 CHOTEAU, MT 59422
 (406) 466-5351



 Site: 1459
 Office: 63707




 Natural Resources Conservation Service
 CHOTEAU SERVICE CENTER
 1102 NORTH MAINE AVE
 CHOTEAU, MT 59422
 (406) 466-5351



 Site: 1459
 Office: 63708




 Conservation District
 CHOTEAU SERVICE CENTER
 1102 NORTH MAINE AVE
 CHOTEAU, MT 59422
 (406) 466-5351



 Site: 1459




                                                          77
Office: 100324




Farm Service Agency
CHOTEAU SERVICE CENTER
1102 NORTH MAINE AVE
CHOTEAU, MT 59422
(406) 466-5351



Site: 1459
Office: 63706




                         78
                              Serving WHEATLAND County

Service Center Locations


 BILLINGS SERVICE CENTER
 1629 AVE D BLDG A, SUITE 4
 BILLINGS, MT 59102
 (406) 657-6135



                                             Site: 1446




 HARLOWTON SERVICE CENTER
 809 2ND AVE NW
 HARLOWTON, MT 59036
 (406) 632-5622


                                             Site: 1462




Service Center Partner Offices    (mailing address)


 Rural Development
 BILLINGS SERVICE CENTER
 1629 AVE D BLDG A, SUITE 4
 BILLINGS, MT 59102
 (406) 657-6135



 Site: 1446
 Office: 63722




 Natural Resources Conservation Service
 HARLOWTON SERVICE CENTER
 809 2ND AVE NW
 HARLOWTON, MT 59036
 (406) 632-5622



 Site: 1462
 Office: 63718




                                                          79
Conservation District
HARLOWTON SERVICE CENTER
809 2ND AVE NW
HARLOWTON, MT 59036
(406) 632-5622



Site: 1462
Office: 100339

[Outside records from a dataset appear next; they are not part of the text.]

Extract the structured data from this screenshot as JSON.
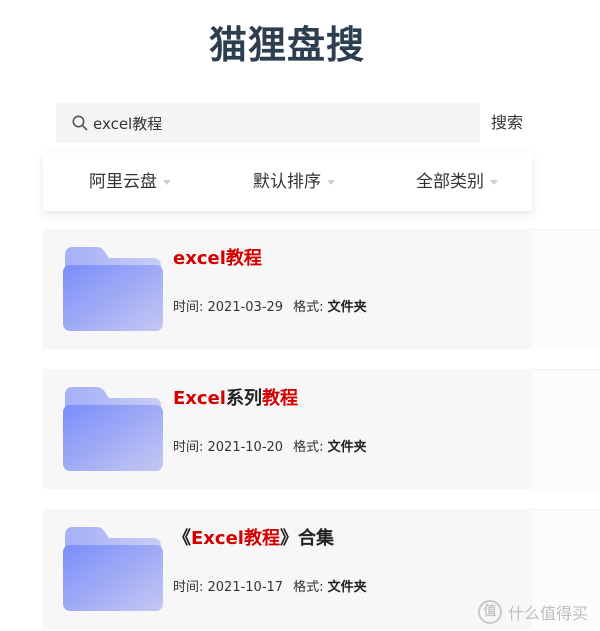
{
  "app": {
    "title": "猫狸盘搜"
  },
  "search": {
    "value": "excel教程",
    "button_label": "搜索"
  },
  "filters": [
    {
      "label": "阿里云盘"
    },
    {
      "label": "默认排序"
    },
    {
      "label": "全部类别"
    }
  ],
  "meta_labels": {
    "time": "时间: ",
    "format": "格式: "
  },
  "results": [
    {
      "title_parts": [
        {
          "text": "excel教程",
          "highlight": true
        }
      ],
      "time": "2021-03-29",
      "format": "文件夹"
    },
    {
      "title_parts": [
        {
          "text": "Excel",
          "highlight": true
        },
        {
          "text": "系列",
          "highlight": false
        },
        {
          "text": "教程",
          "highlight": true
        }
      ],
      "time": "2021-10-20",
      "format": "文件夹"
    },
    {
      "title_parts": [
        {
          "text": "《",
          "highlight": false
        },
        {
          "text": "Excel教程",
          "highlight": true
        },
        {
          "text": "》合集",
          "highlight": false
        }
      ],
      "time": "2021-10-17",
      "format": "文件夹"
    }
  ],
  "watermark": {
    "logo_char": "值",
    "text": "什么值得买"
  },
  "colors": {
    "highlight": "#d40000",
    "title": "#2c3e50"
  }
}
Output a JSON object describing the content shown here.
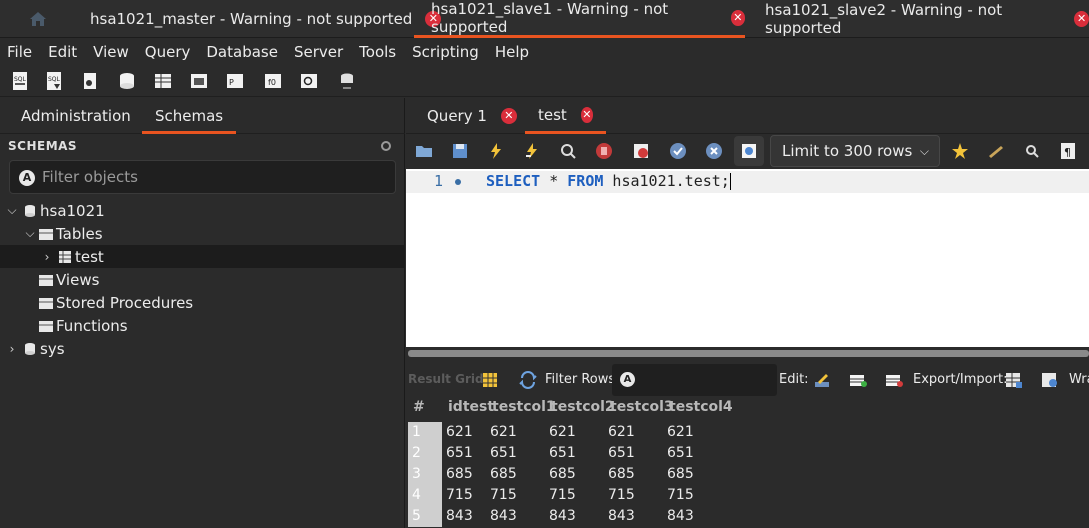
{
  "connection_tabs": [
    {
      "label": "hsa1021_master - Warning - not supported",
      "active": false
    },
    {
      "label": "hsa1021_slave1 - Warning - not supported",
      "active": true
    },
    {
      "label": "hsa1021_slave2 - Warning - not supported",
      "active": false
    }
  ],
  "close_glyph": "✕",
  "menu": [
    "File",
    "Edit",
    "View",
    "Query",
    "Database",
    "Server",
    "Tools",
    "Scripting",
    "Help"
  ],
  "sidebar": {
    "tabs": [
      "Administration",
      "Schemas"
    ],
    "active_tab": "Schemas",
    "header": "SCHEMAS",
    "filter_placeholder": "Filter objects",
    "tree": {
      "schema": "hsa1021",
      "tables": "Tables",
      "table_test": "test",
      "views": "Views",
      "procedures": "Stored Procedures",
      "functions": "Functions",
      "sys": "sys"
    }
  },
  "query_tabs": [
    {
      "label": "Query 1",
      "active": false
    },
    {
      "label": "test",
      "active": true
    }
  ],
  "query_toolbar": {
    "limit_label": "Limit to 300 rows"
  },
  "editor": {
    "line_number": "1",
    "kw_select": "SELECT",
    "star": " * ",
    "kw_from": "FROM",
    "rest": " hsa1021.test;"
  },
  "results_toolbar": {
    "result_grid": "Result Grid",
    "filter_rows": "Filter Rows:",
    "edit": "Edit:",
    "export_import": "Export/Import:",
    "wrap": "Wra"
  },
  "grid": {
    "columns": [
      "#",
      "idtest",
      "testcol1",
      "testcol2",
      "testcol3",
      "testcol4"
    ],
    "rows": [
      [
        "1",
        "621",
        "621",
        "621",
        "621",
        "621"
      ],
      [
        "2",
        "651",
        "651",
        "651",
        "651",
        "651"
      ],
      [
        "3",
        "685",
        "685",
        "685",
        "685",
        "685"
      ],
      [
        "4",
        "715",
        "715",
        "715",
        "715",
        "715"
      ],
      [
        "5",
        "843",
        "843",
        "843",
        "843",
        "843"
      ]
    ]
  },
  "colors": {
    "accent": "#e95420",
    "close": "#d92e3b",
    "keyword": "#1e5fbf"
  }
}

Farm Service Agency
HARLOWTON SERVICE CENTER
809 2ND AVE NW
HARLOWTON, MT 59036
(406) 632-5622



Site: 1462
Office: 63717




                           80